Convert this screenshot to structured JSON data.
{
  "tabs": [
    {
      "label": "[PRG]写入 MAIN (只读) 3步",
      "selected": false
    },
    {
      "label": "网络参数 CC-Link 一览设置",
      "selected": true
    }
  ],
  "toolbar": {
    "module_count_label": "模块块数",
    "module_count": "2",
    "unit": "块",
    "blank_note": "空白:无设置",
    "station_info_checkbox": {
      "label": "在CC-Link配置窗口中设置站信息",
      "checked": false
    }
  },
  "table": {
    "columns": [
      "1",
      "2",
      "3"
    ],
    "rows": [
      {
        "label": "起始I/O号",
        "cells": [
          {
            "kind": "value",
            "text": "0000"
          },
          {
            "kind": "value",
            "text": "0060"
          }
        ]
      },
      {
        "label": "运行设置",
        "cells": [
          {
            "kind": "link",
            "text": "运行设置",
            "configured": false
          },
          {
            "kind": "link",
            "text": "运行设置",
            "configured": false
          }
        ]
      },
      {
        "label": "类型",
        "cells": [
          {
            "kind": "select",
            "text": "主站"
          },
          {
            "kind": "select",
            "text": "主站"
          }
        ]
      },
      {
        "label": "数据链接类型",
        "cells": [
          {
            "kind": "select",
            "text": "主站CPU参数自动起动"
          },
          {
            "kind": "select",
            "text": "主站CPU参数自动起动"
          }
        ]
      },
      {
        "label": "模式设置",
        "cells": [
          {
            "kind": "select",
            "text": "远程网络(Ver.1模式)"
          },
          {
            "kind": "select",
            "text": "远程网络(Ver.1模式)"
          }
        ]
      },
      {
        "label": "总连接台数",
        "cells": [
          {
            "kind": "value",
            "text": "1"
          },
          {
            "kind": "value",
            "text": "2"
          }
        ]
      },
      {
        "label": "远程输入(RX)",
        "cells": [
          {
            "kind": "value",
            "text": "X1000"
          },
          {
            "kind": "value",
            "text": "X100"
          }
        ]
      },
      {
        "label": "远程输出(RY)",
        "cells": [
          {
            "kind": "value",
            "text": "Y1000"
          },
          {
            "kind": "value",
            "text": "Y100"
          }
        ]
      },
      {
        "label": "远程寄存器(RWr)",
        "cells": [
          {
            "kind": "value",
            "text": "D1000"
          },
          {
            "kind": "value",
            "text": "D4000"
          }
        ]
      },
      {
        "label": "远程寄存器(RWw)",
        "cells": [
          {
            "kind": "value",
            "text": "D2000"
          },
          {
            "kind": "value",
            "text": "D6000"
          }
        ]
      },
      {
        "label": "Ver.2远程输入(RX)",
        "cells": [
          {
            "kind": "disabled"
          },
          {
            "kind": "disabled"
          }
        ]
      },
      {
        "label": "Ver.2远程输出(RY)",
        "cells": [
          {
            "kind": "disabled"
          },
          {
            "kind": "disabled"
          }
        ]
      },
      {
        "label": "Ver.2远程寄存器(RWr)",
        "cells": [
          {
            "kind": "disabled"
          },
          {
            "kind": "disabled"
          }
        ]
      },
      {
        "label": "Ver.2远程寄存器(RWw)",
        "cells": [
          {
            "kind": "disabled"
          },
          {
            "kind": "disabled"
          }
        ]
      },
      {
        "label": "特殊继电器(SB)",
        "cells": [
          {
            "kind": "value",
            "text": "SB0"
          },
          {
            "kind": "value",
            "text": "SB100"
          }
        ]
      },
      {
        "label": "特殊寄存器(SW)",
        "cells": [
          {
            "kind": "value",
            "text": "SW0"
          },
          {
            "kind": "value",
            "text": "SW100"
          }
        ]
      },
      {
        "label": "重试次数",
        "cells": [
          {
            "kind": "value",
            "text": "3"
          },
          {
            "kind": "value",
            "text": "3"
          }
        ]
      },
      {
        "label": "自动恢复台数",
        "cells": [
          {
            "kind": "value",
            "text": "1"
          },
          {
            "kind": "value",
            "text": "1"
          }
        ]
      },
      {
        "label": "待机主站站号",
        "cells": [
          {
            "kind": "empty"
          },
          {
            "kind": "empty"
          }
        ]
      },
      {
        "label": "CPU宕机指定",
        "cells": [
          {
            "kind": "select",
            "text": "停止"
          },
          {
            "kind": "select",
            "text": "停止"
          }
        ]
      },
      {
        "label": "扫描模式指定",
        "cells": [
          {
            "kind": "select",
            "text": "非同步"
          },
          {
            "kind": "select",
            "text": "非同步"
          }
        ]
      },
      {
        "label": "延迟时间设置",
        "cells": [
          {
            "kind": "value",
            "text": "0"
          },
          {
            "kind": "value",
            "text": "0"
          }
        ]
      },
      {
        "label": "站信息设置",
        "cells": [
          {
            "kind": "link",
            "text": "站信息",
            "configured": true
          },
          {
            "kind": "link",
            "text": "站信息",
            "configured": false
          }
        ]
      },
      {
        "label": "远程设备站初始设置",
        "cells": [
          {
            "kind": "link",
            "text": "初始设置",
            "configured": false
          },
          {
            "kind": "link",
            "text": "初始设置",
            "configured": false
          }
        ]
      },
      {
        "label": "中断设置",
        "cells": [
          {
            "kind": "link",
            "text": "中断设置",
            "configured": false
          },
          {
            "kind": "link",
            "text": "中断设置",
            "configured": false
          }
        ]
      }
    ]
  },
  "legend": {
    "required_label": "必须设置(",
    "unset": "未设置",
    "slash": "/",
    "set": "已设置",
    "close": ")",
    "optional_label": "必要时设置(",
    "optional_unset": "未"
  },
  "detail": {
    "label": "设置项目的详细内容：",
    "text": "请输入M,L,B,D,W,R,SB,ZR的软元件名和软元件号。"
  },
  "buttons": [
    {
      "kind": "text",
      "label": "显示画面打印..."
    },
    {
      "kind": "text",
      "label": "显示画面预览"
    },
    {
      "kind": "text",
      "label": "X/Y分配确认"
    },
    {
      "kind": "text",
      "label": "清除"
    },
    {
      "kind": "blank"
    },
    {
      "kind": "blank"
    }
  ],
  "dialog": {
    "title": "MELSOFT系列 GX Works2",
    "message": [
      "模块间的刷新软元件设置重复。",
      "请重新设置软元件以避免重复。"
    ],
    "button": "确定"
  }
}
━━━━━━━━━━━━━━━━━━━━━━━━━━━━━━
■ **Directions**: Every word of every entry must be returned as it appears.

■ **Task solution**:
Convert this screenshot to structured JSON data.
{
  "tabs": [
    {
      "label": "[PRG]写入 MAIN (只读) 3步",
      "selected": false
    },
    {
      "label": "网络参数 CC-Link 一览设置",
      "selected": true
    }
  ],
  "toolbar": {
    "module_count_label": "模块块数",
    "module_count": "2",
    "unit": "块",
    "blank_note": "空白:无设置",
    "station_info_checkbox": {
      "label": "在CC-Link配置窗口中设置站信息",
      "checked": false
    }
  },
  "table": {
    "columns": [
      "1",
      "2",
      "3"
    ],
    "rows": [
      {
        "label": "起始I/O号",
        "cells": [
          {
            "kind": "value",
            "text": "0000"
          },
          {
            "kind": "value",
            "text": "0060"
          }
        ]
      },
      {
        "label": "运行设置",
        "cells": [
          {
            "kind": "link",
            "text": "运行设置",
            "configured": false
          },
          {
            "kind": "link",
            "text": "运行设置",
            "configured": false
          }
        ]
      },
      {
        "label": "类型",
        "cells": [
          {
            "kind": "select",
            "text": "主站"
          },
          {
            "kind": "select",
            "text": "主站"
          }
        ]
      },
      {
        "label": "数据链接类型",
        "cells": [
          {
            "kind": "select",
            "text": "主站CPU参数自动起动"
          },
          {
            "kind": "select",
            "text": "主站CPU参数自动起动"
          }
        ]
      },
      {
        "label": "模式设置",
        "cells": [
          {
            "kind": "select",
            "text": "远程网络(Ver.1模式)"
          },
          {
            "kind": "select",
            "text": "远程网络(Ver.1模式)"
          }
        ]
      },
      {
        "label": "总连接台数",
        "cells": [
          {
            "kind": "value",
            "text": "1"
          },
          {
            "kind": "value",
            "text": "2"
          }
        ]
      },
      {
        "label": "远程输入(RX)",
        "cells": [
          {
            "kind": "value",
            "text": "X1000"
          },
          {
            "kind": "value",
            "text": "X100"
          }
        ]
      },
      {
        "label": "远程输出(RY)",
        "cells": [
          {
            "kind": "value",
            "text": "Y1000"
          },
          {
            "kind": "value",
            "text": "Y100"
          }
        ]
      },
      {
        "label": "远程寄存器(RWr)",
        "cells": [
          {
            "kind": "value",
            "text": "D1000"
          },
          {
            "kind": "value",
            "text": "D4000"
          }
        ]
      },
      {
        "label": "远程寄存器(RWw)",
        "cells": [
          {
            "kind": "value",
            "text": "D2000"
          },
          {
            "kind": "value",
            "text": "D6000"
          }
        ]
      },
      {
        "label": "Ver.2远程输入(RX)",
        "cells": [
          {
            "kind": "disabled"
          },
          {
            "kind": "disabled"
          }
        ]
      },
      {
        "label": "Ver.2远程输出(RY)",
        "cells": [
          {
            "kind": "disabled"
          },
          {
            "kind": "disabled"
          }
        ]
      },
      {
        "label": "Ver.2远程寄存器(RWr)",
        "cells": [
          {
            "kind": "disabled"
          },
          {
            "kind": "disabled"
          }
        ]
      },
      {
        "label": "Ver.2远程寄存器(RWw)",
        "cells": [
          {
            "kind": "disabled"
          },
          {
            "kind": "disabled"
          }
        ]
      },
      {
        "label": "特殊继电器(SB)",
        "cells": [
          {
            "kind": "value",
            "text": "SB0"
          },
          {
            "kind": "value",
            "text": "SB100"
          }
        ]
      },
      {
        "label": "特殊寄存器(SW)",
        "cells": [
          {
            "kind": "value",
            "text": "SW0"
          },
          {
            "kind": "value",
            "text": "SW100"
          }
        ]
      },
      {
        "label": "重试次数",
        "cells": [
          {
            "kind": "value",
            "text": "3"
          },
          {
            "kind": "value",
            "text": "3"
          }
        ]
      },
      {
        "label": "自动恢复台数",
        "cells": [
          {
            "kind": "value",
            "text": "1"
          },
          {
            "kind": "value",
            "text": "1"
          }
        ]
      },
      {
        "label": "待机主站站号",
        "cells": [
          {
            "kind": "empty"
          },
          {
            "kind": "empty"
          }
        ]
      },
      {
        "label": "CPU宕机指定",
        "cells": [
          {
            "kind": "select",
            "text": "停止"
          },
          {
            "kind": "select",
            "text": "停止"
          }
        ]
      },
      {
        "label": "扫描模式指定",
        "cells": [
          {
            "kind": "select",
            "text": "非同步"
          },
          {
            "kind": "select",
            "text": "非同步"
          }
        ]
      },
      {
        "label": "延迟时间设置",
        "cells": [
          {
            "kind": "value",
            "text": "0"
          },
          {
            "kind": "value",
            "text": "0"
          }
        ]
      },
      {
        "label": "站信息设置",
        "cells": [
          {
            "kind": "link",
            "text": "站信息",
            "configured": true
          },
          {
            "kind": "link",
            "text": "站信息",
            "configured": false
          }
        ]
      },
      {
        "label": "远程设备站初始设置",
        "cells": [
          {
            "kind": "link",
            "text": "初始设置",
            "configured": false
          },
          {
            "kind": "link",
            "text": "初始设置",
            "configured": false
          }
        ]
      },
      {
        "label": "中断设置",
        "cells": [
          {
            "kind": "link",
            "text": "中断设置",
            "configured": false
          },
          {
            "kind": "link",
            "text": "中断设置",
            "configured": false
          }
        ]
      }
    ]
  },
  "legend": {
    "required_label": "必须设置(",
    "unset": "未设置",
    "slash": "/",
    "set": "已设置",
    "close": ")",
    "optional_label": "必要时设置(",
    "optional_unset": "未"
  },
  "detail": {
    "label": "设置项目的详细内容：",
    "text": "请输入M,L,B,D,W,R,SB,ZR的软元件名和软元件号。"
  },
  "buttons": [
    {
      "kind": "text",
      "label": "显示画面打印..."
    },
    {
      "kind": "text",
      "label": "显示画面预览"
    },
    {
      "kind": "text",
      "label": "X/Y分配确认"
    },
    {
      "kind": "text",
      "label": "清除"
    },
    {
      "kind": "blank"
    },
    {
      "kind": "blank"
    }
  ],
  "dialog": {
    "title": "MELSOFT系列 GX Works2",
    "message": [
      "模块间的刷新软元件设置重复。",
      "请重新设置软元件以避免重复。"
    ],
    "button": "确定"
  }
}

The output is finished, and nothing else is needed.